Democrats may cringe, but Hillary is taking no chances. If she needs to spend $2 billion, so be it. She's not getting caught napping again.
Romney's experience should be enlightening to Hillary, though. Aside from his suffering as a slow-moving, large target as primary frontrunner, he also showed the dangers of medicinal candidacies.
The 2012 Republican nominee dealt with his primary rivals and the incumbent president as well-intentioned but misguided. Romney tried to show forbearance for their wrongheadedness and expressed a belief that voters would eventually do the right thing and be sensible. Republicans did all they could do to resist, but eventually gave in. The general electorate, which seemed to agree with Romney about the president's abilities and policies, couldn't summon itself to act.
When Romney and running mate Paul Ryan crisscrossed the nation telling voters it was time to take their medicine - to endure cuts and get off the Hopium - Obama was offering a painless solution (for all but 1 percent of the country). We know how that turned out.
Many Democrats believe Hillary is owed the nomination and the presidency and assume that Americans after a bedraggling decade will be ready to be sobersided and sensible. That America is now ready - braced, even - for her ascension to the pinnacle of power.
But neither all of the private equity money in the world nor every Fluffernutter of a puff piece NBC can do will can make Americans ready for what they don't want. And if they don't want Hillary, any alternative can start looking pretty good.
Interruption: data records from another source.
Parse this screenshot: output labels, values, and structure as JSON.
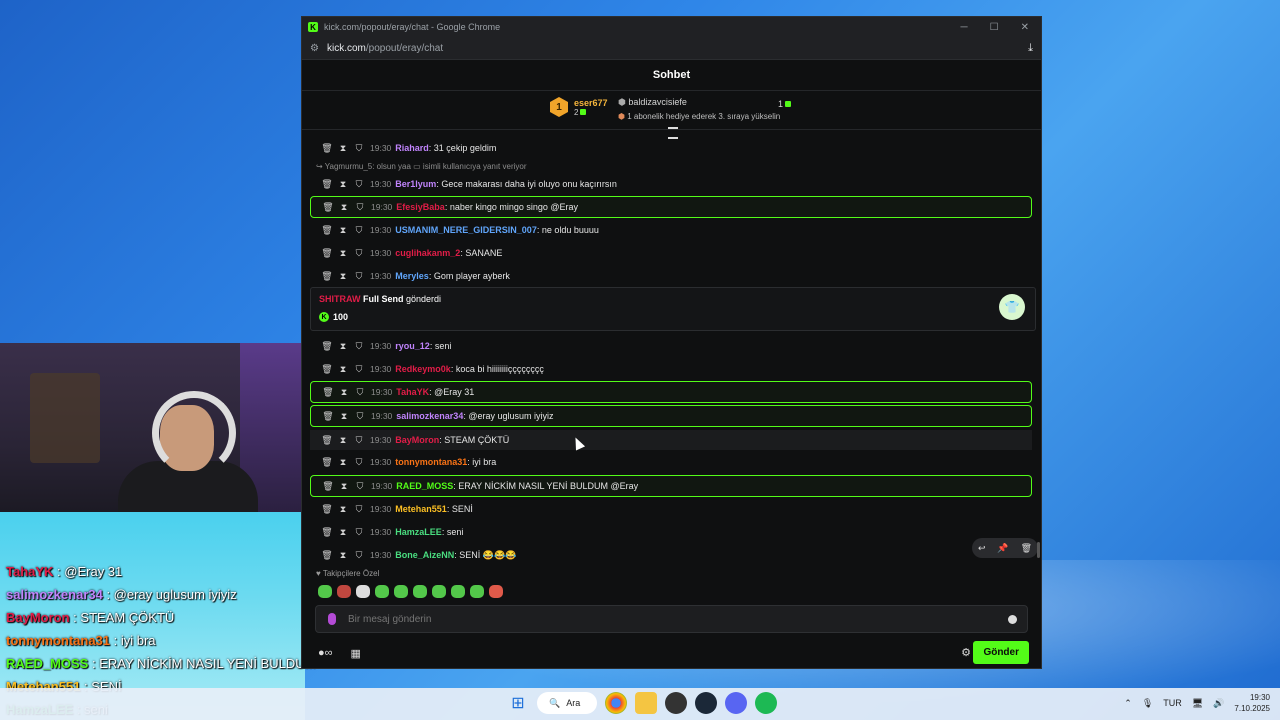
{
  "window": {
    "title": "kick.com/popout/eray/chat - Google Chrome",
    "url_host": "kick.com",
    "url_path": "/popout/eray/chat"
  },
  "chat": {
    "header": "Sohbet",
    "top_gifter": {
      "rank": "1",
      "name": "eser677",
      "count": "2"
    },
    "second_gifter": {
      "name": "baldizavcisiefe",
      "count": "1",
      "hint": "1 abonelik hediye ederek 3. sıraya yükselin"
    },
    "reply_hint": "Yagmurmu_5: olsun yaa",
    "reply_hint_suffix": "isimli kullanıcıya yanıt veriyor",
    "messages": [
      {
        "time": "19:30",
        "user": "Riahard",
        "color": "#c084fc",
        "text": ": 31 çekip geldim",
        "hl": false
      },
      {
        "time": "19:30",
        "user": "Ber1lyum",
        "color": "#c084fc",
        "text": ": Gece makarası daha iyi oluyo onu kaçırırsın",
        "hl": false
      },
      {
        "time": "19:30",
        "user": "EfesiyBaba",
        "color": "#e11d48",
        "text": ": naber kingo mingo singo @Eray",
        "hl": true
      },
      {
        "time": "19:30",
        "user": "USMANIM_NERE_GIDERSIN_007",
        "color": "#60a5fa",
        "text": ": ne oldu buuuu",
        "hl": false
      },
      {
        "time": "19:30",
        "user": "cuglihakanm_2",
        "color": "#e11d48",
        "text": ": SANANE",
        "hl": false
      },
      {
        "time": "19:30",
        "user": "Meryles",
        "color": "#60a5fa",
        "text": ": Gom player ayberk",
        "hl": false
      },
      {
        "time": "19:30",
        "user": "ryou_12",
        "color": "#c084fc",
        "text": ": seni",
        "hl": false
      },
      {
        "time": "19:30",
        "user": "Redkeymo0k",
        "color": "#e11d48",
        "text": ": koca bi hiiiiiiiiçççççççç",
        "hl": false
      },
      {
        "time": "19:30",
        "user": "TahaYK",
        "color": "#e11d48",
        "text": ": @Eray 31",
        "hl": true
      },
      {
        "time": "19:30",
        "user": "salimozkenar34",
        "color": "#c084fc",
        "text": ": @eray uglusum iyiyiz",
        "hl": true
      },
      {
        "time": "19:30",
        "user": "BayMoron",
        "color": "#e11d48",
        "text": ": STEAM ÇÖKTÜ",
        "hl": false
      },
      {
        "time": "19:30",
        "user": "tonnymontana31",
        "color": "#f97316",
        "text": ": iyi bra",
        "hl": false
      },
      {
        "time": "19:30",
        "user": "RAED_MOSS",
        "color": "#53fc18",
        "text": ": ERAY NİCKİM NASIL YENİ BULDUM @Eray",
        "hl": true
      },
      {
        "time": "19:30",
        "user": "Metehan551",
        "color": "#fbbf24",
        "text": ": SENİ",
        "hl": false
      },
      {
        "time": "19:30",
        "user": "HamzaLEE",
        "color": "#4ade80",
        "text": ": seni",
        "hl": false
      },
      {
        "time": "19:30",
        "user": "Bone_AizeNN",
        "color": "#4ade80",
        "text": ": SENİ 😂😂😂",
        "hl": false
      }
    ],
    "gift": {
      "user": "SHITRAW",
      "item": "Full Send",
      "verb": "gönderdi",
      "amount": "100"
    },
    "emote_label": "Takipçilere Özel",
    "input_placeholder": "Bir mesaj gönderin",
    "send_label": "Gönder"
  },
  "overlay": [
    {
      "user": "TahaYK",
      "color": "#e11d48",
      "text": " : @Eray 31"
    },
    {
      "user": "salimozkenar34",
      "color": "#c084fc",
      "text": " : @eray uglusum iyiyiz"
    },
    {
      "user": "BayMoron",
      "color": "#e11d48",
      "text": " : STEAM ÇÖKTÜ"
    },
    {
      "user": "tonnymontana31",
      "color": "#f97316",
      "text": " : iyi bra"
    },
    {
      "user": "RAED_MOSS",
      "color": "#53fc18",
      "text": " : ERAY NİCKİM NASIL YENİ BULDUM"
    },
    {
      "user": "Metehan551",
      "color": "#fbbf24",
      "text": " : SENİ"
    },
    {
      "user": "HamzaLEE",
      "color": "#4ade80",
      "text": " : seni"
    }
  ],
  "taskbar": {
    "search": "Ara",
    "lang": "TUR",
    "time": "19:30",
    "date": "7.10.2025"
  }
}
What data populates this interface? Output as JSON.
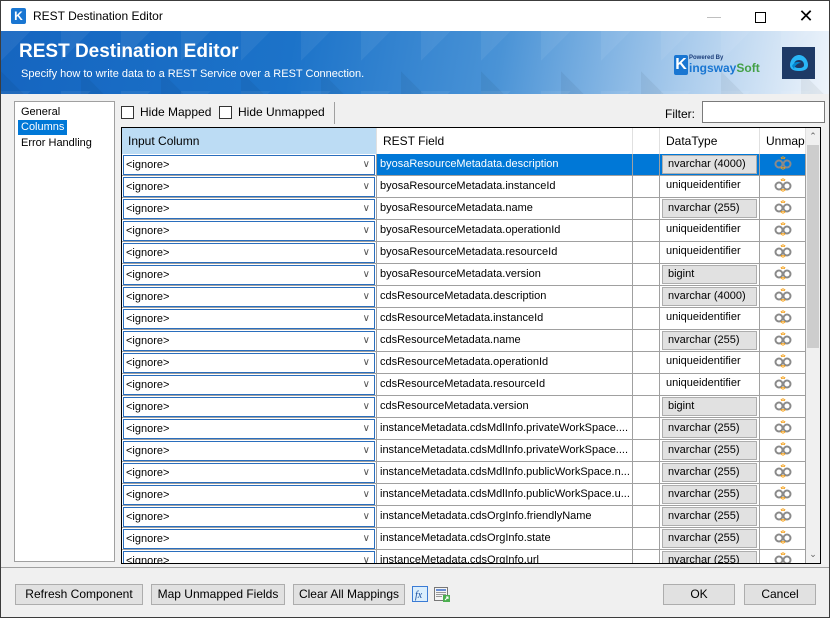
{
  "window": {
    "title": "REST Destination Editor",
    "app_icon_letter": "K",
    "controls": {
      "minimize": "—",
      "maximize": "",
      "close": "✕"
    }
  },
  "banner": {
    "title": "REST Destination Editor",
    "subtitle": "Specify how to write data to a REST Service over a REST Connection.",
    "brand": {
      "powered_by": "Powered By",
      "letter": "K",
      "name_part1": "ingsway",
      "name_part2": "Soft"
    }
  },
  "nav": {
    "items": [
      {
        "label": "General",
        "selected": false
      },
      {
        "label": "Columns",
        "selected": true
      },
      {
        "label": "Error Handling",
        "selected": false
      }
    ]
  },
  "toolbar": {
    "hide_mapped": {
      "label": "Hide Mapped",
      "checked": false
    },
    "hide_unmapped": {
      "label": "Hide Unmapped",
      "checked": false
    },
    "filter_label": "Filter:",
    "filter_value": ""
  },
  "grid": {
    "headers": {
      "input": "Input Column",
      "field": "REST Field",
      "blank": "",
      "type": "DataType",
      "unmap": "Unmap"
    },
    "rows": [
      {
        "input": "<ignore>",
        "field": "byosaResourceMetadata.description",
        "type": "nvarchar (4000)",
        "boxed": true,
        "selected": true
      },
      {
        "input": "<ignore>",
        "field": "byosaResourceMetadata.instanceId",
        "type": "uniqueidentifier",
        "boxed": false
      },
      {
        "input": "<ignore>",
        "field": "byosaResourceMetadata.name",
        "type": "nvarchar (255)",
        "boxed": true
      },
      {
        "input": "<ignore>",
        "field": "byosaResourceMetadata.operationId",
        "type": "uniqueidentifier",
        "boxed": false
      },
      {
        "input": "<ignore>",
        "field": "byosaResourceMetadata.resourceId",
        "type": "uniqueidentifier",
        "boxed": false
      },
      {
        "input": "<ignore>",
        "field": "byosaResourceMetadata.version",
        "type": "bigint",
        "boxed": true
      },
      {
        "input": "<ignore>",
        "field": "cdsResourceMetadata.description",
        "type": "nvarchar (4000)",
        "boxed": true
      },
      {
        "input": "<ignore>",
        "field": "cdsResourceMetadata.instanceId",
        "type": "uniqueidentifier",
        "boxed": false
      },
      {
        "input": "<ignore>",
        "field": "cdsResourceMetadata.name",
        "type": "nvarchar (255)",
        "boxed": true
      },
      {
        "input": "<ignore>",
        "field": "cdsResourceMetadata.operationId",
        "type": "uniqueidentifier",
        "boxed": false
      },
      {
        "input": "<ignore>",
        "field": "cdsResourceMetadata.resourceId",
        "type": "uniqueidentifier",
        "boxed": false
      },
      {
        "input": "<ignore>",
        "field": "cdsResourceMetadata.version",
        "type": "bigint",
        "boxed": true
      },
      {
        "input": "<ignore>",
        "field": "instanceMetadata.cdsMdlInfo.privateWorkSpace....",
        "type": "nvarchar (255)",
        "boxed": true
      },
      {
        "input": "<ignore>",
        "field": "instanceMetadata.cdsMdlInfo.privateWorkSpace....",
        "type": "nvarchar (255)",
        "boxed": true
      },
      {
        "input": "<ignore>",
        "field": "instanceMetadata.cdsMdlInfo.publicWorkSpace.n...",
        "type": "nvarchar (255)",
        "boxed": true
      },
      {
        "input": "<ignore>",
        "field": "instanceMetadata.cdsMdlInfo.publicWorkSpace.u...",
        "type": "nvarchar (255)",
        "boxed": true
      },
      {
        "input": "<ignore>",
        "field": "instanceMetadata.cdsOrgInfo.friendlyName",
        "type": "nvarchar (255)",
        "boxed": true
      },
      {
        "input": "<ignore>",
        "field": "instanceMetadata.cdsOrgInfo.state",
        "type": "nvarchar (255)",
        "boxed": true
      },
      {
        "input": "<ignore>",
        "field": "instanceMetadata.cdsOrgInfo.url",
        "type": "nvarchar (255)",
        "boxed": true
      }
    ],
    "scroll": {
      "up": "⌃",
      "down": "⌄"
    }
  },
  "buttons": {
    "refresh": "Refresh Component",
    "map_unmapped": "Map Unmapped Fields",
    "clear_all": "Clear All Mappings",
    "ok": "OK",
    "cancel": "Cancel"
  },
  "colors": {
    "accent": "#0078d7",
    "banner_blue": "#1565c0",
    "header_highlight": "#bcdcf4",
    "brand_green": "#43a047"
  }
}
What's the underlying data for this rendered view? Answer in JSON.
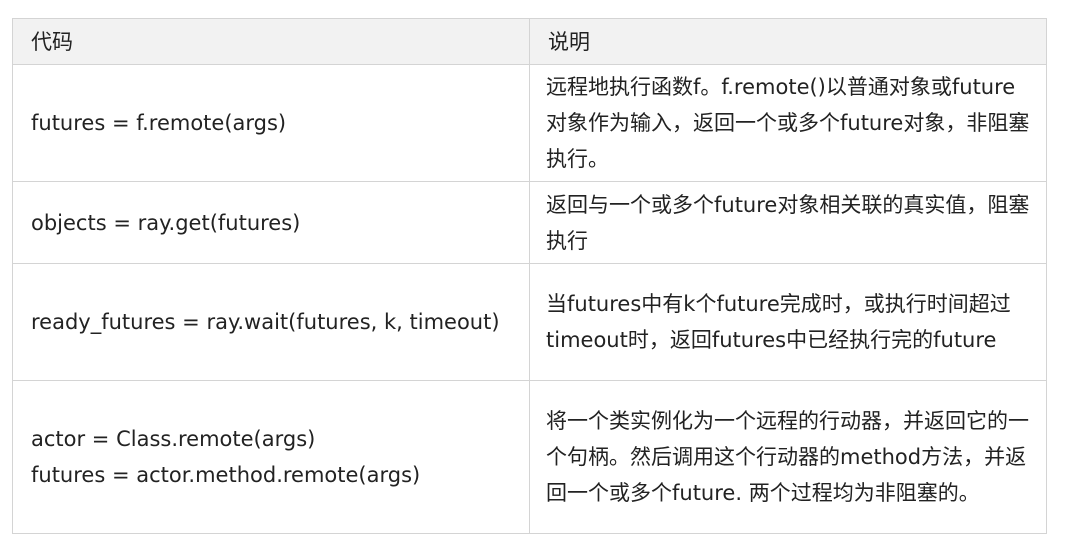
{
  "table": {
    "headers": [
      "代码",
      "说明"
    ],
    "rows": [
      {
        "code": [
          "futures = f.remote(args)"
        ],
        "desc": "远程地执行函数f。f.remote()以普通对象或future对象作为输入，返回一个或多个future对象，非阻塞执行。"
      },
      {
        "code": [
          "objects = ray.get(futures)"
        ],
        "desc": "返回与一个或多个future对象相关联的真实值，阻塞执行"
      },
      {
        "code": [
          "ready_futures = ray.wait(futures, k, timeout)"
        ],
        "desc": "当futures中有k个future完成时，或执行时间超过timeout时，返回futures中已经执行完的future"
      },
      {
        "code": [
          "actor = Class.remote(args)",
          "futures = actor.method.remote(args)"
        ],
        "desc": "将一个类实例化为一个远程的行动器，并返回它的一个句柄。然后调用这个行动器的method方法，并返回一个或多个future. 两个过程均为非阻塞的。"
      }
    ]
  }
}
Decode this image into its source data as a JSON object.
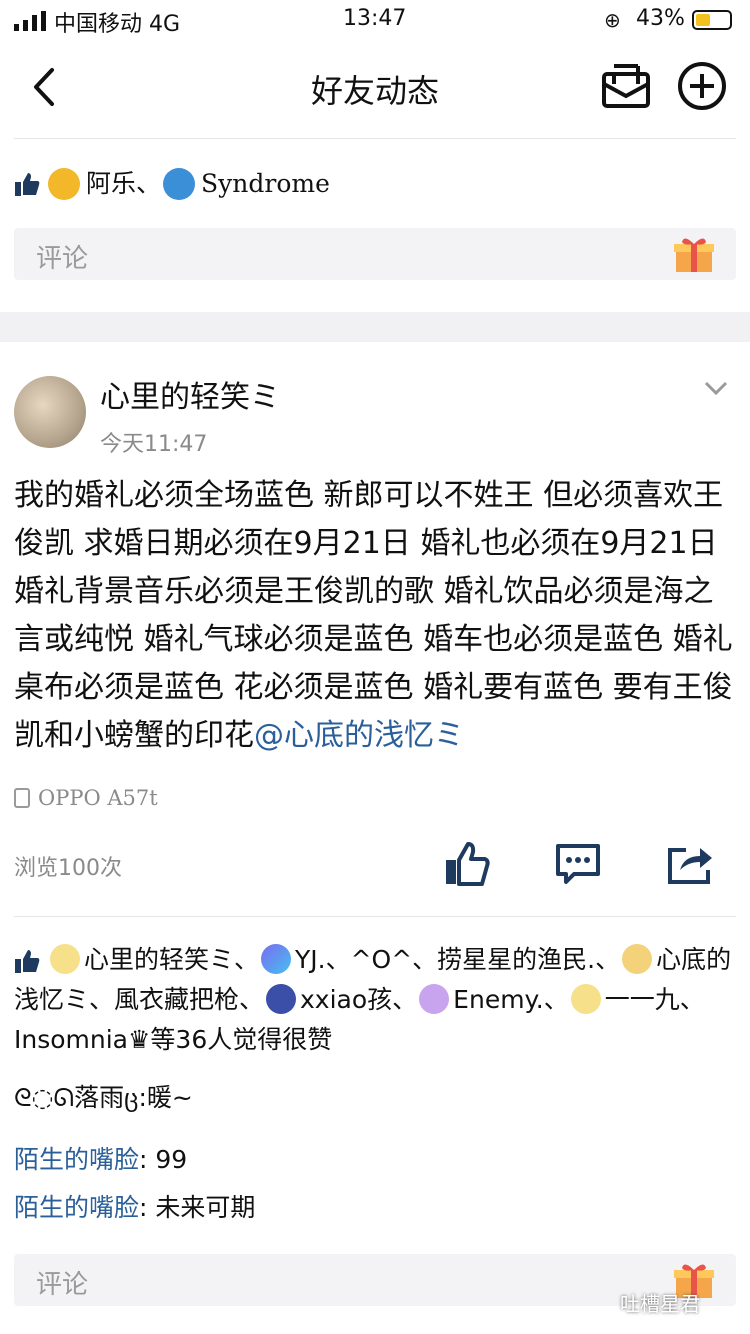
{
  "status_bar": {
    "carrier": "中国移动 4G",
    "time": "13:47",
    "battery": "43%"
  },
  "nav": {
    "title": "好友动态"
  },
  "previous_post": {
    "likes_users": [
      "阿乐、",
      "Syndrome"
    ],
    "comment_placeholder": "评论"
  },
  "post": {
    "author": "心里的轻笑ミ",
    "time": "今天11:47",
    "text": "我的婚礼必须全场蓝色 新郎可以不姓王 但必须喜欢王俊凯 求婚日期必须在9月21日 婚礼也必须在9月21日 婚礼背景音乐必须是王俊凯的歌 婚礼饮品必须是海之言或纯悦 婚礼气球必须是蓝色 婚车也必须是蓝色  婚礼桌布必须是蓝色  花必须是蓝色  婚礼要有蓝色 要有王俊凯和小螃蟹的印花",
    "mention": "@心底的浅忆ミ",
    "device": "OPPO A57t",
    "views": "浏览100次"
  },
  "likes": {
    "users": [
      "心里的轻笑ミ、",
      "YJ.、^O^、捞星星的渔民.、",
      "心底的浅忆ミ、風衣藏把枪、",
      "xxiao孩、",
      "Enemy.、",
      "一一九、Insomnia♛等36人觉得很赞"
    ]
  },
  "comments": [
    {
      "name": "",
      "text": "ᘓ◌ᘏ落雨ც:暖~"
    },
    {
      "name": "陌生的嘴脸",
      "text": ": 99"
    },
    {
      "name": "陌生的嘴脸",
      "text": ": 未来可期"
    }
  ],
  "comment_placeholder": "评论",
  "watermark": "吐槽星君",
  "colors": {
    "link": "#2a5f99",
    "gray_text": "#8a8a8a",
    "thumb_blue": "#1e3a5f"
  }
}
Chris Stirewalt is digital politics editor for Fox News, and his POWER PLAY column appears Monday-Friday on FoxNews.com. Catch Chris Live online daily at 11:30amET at http:live.foxnews.com.